Burke Road Plans Debated

Burke Road Plans Debated

Flood control, parking lot expansion and sidewalks are part of realignment discussion.

The shoulders of Burke Road are used by commuters on a daily basis when all the spots in the lot are filled.

The shoulders of Burke Road are used by commuters on a daily basis when all the spots in the lot are filled. Photo by Mike Salmon.


From right: Supervisor Pat Herrity (R-Springfield) and resident Darrell Marshall discuss the proposed project.

Where Burke Road crosses the Pohick Creek Tributary, the road has flooded three times this spring to the point where police had to help motorists out of the high water and close the road temporarily. This flooding danger was one of the main reasons the Fairfax County Department of Transportation is fixing this part of Burke Road with a new four-channel box culvert, and at the same time, realigning the road to address the speed limit violations and pedestrian access, and expand the nearby Virginia Railway Express parking lot, all in one project.

At a recent meeting with FXDOT officials, Supervisor Pat Herrity (R-Springfield), engineers and area residents, the plans were looked at once again after they were further refined from a similar meeting last year. “We’re looking to make the project as beneficial to the community as we can,” said Tom Biesiadny, FXDOT Director.

A SPEEDING STUDY was performed, reinforcing the community concerns about cars racing down this road, and it showed that there was a number of cars exceeding the speed limit, but this was not news to Darrell Marshall, a resident whose house faces the road and has had cars run through his fence three times. “Average speed does not mean anything,” Marshall said. “If he overshoots, he’s right in the middle of my house.” By saying “overshoots,” Marshall is talking about a 90-degree turn near the tributary that is a point of contention.

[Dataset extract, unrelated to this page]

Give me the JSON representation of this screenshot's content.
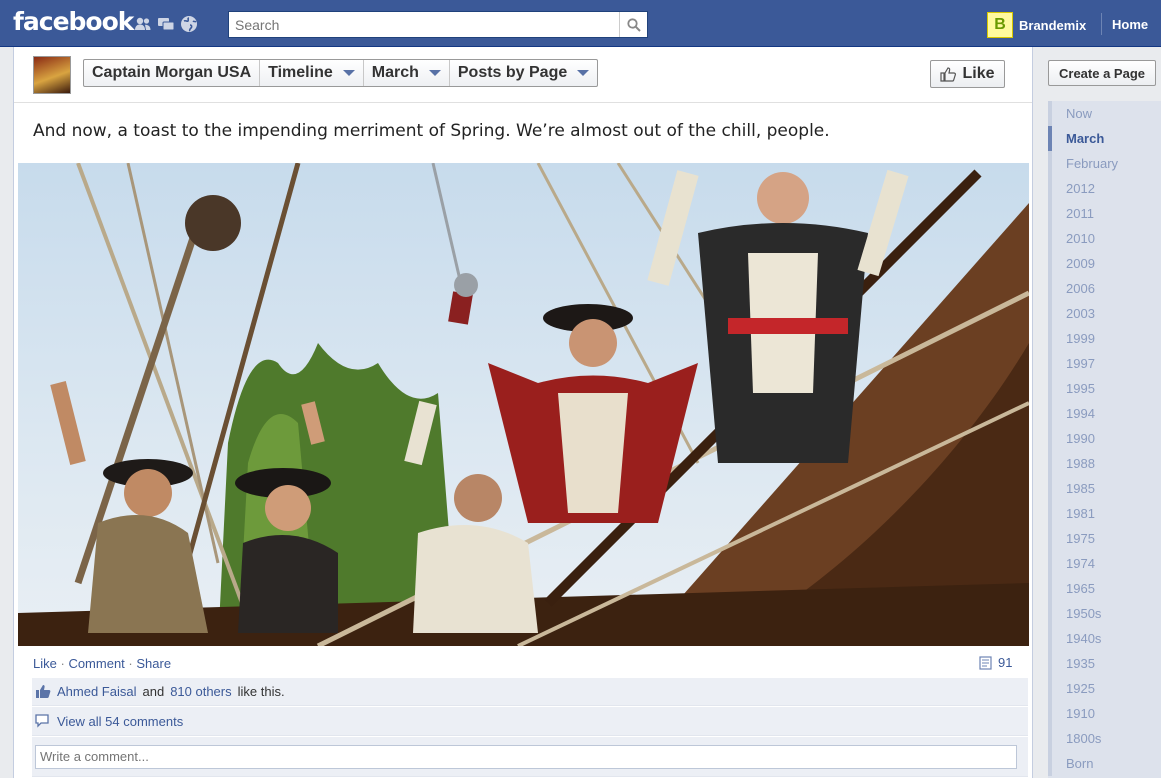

With the county plan, the road gets elevated so the box culverts can handle the high water from the tributary during high rains, and the curve is banked and straightened a bit so the traffic flows better. To some, this will invite speeding. Burke resident John Medieros believes “it’s going to be a raceway,” he said. Marshall agreed, saying “you’re designing it to be faster,” which Biesiadny disagreed to, but didn’t dwell on it. There were other points of the project to be discussed, mainly the multi-purpose trail on the side of the road and the VRE lot expansion.

The sidewalk will be completed on the north side of the road and a 10-foot multi-purpose trail will be on the south side. It requires some of Marshall’s land as well as some of the Burke Nursery land. “That trail is going to be 38 feet from my front door,” he said, noting that there weren’t that many cyclists and pedestrians along Burke Road to warrant it. One cyclist was in the audience though, and noted that currently “I don’t ride my bike around that corner,” he said, citing the danger. Supervisor Herrity intends to lessen the impact of the multi-use trail by limiting it to an 8-foot width instead of 10, a compromise that will require further discussion with the county.

Every day at the VRE Rolling Road station, there are people parked on the grass and the shoulders of Burke Road because the 375-space parking lot is not big enough, although there is another multi-level VRE lot at the other Burke train stop that has space available. Nonetheless, the county plans on adding an additional 38 spaces to accommodate the extra cars, clearing a wooded area that is owned by the county and adding pavement. “There are no right-of-way takes with this project,” said Gibran Abifadel, a Fairfax County Capital Projects official. All the work will be done at night or on the weekends so it will not impact commuters. There was a flooding concern by Medieros though, and the increase in paved surfaces will increase the water runoff.

THE TOTAL PRICE TAG for the multi-pronged project is $8 million, and is scheduled to start in July 2020 and be completed in July 2021. Comments are accepted by July 6.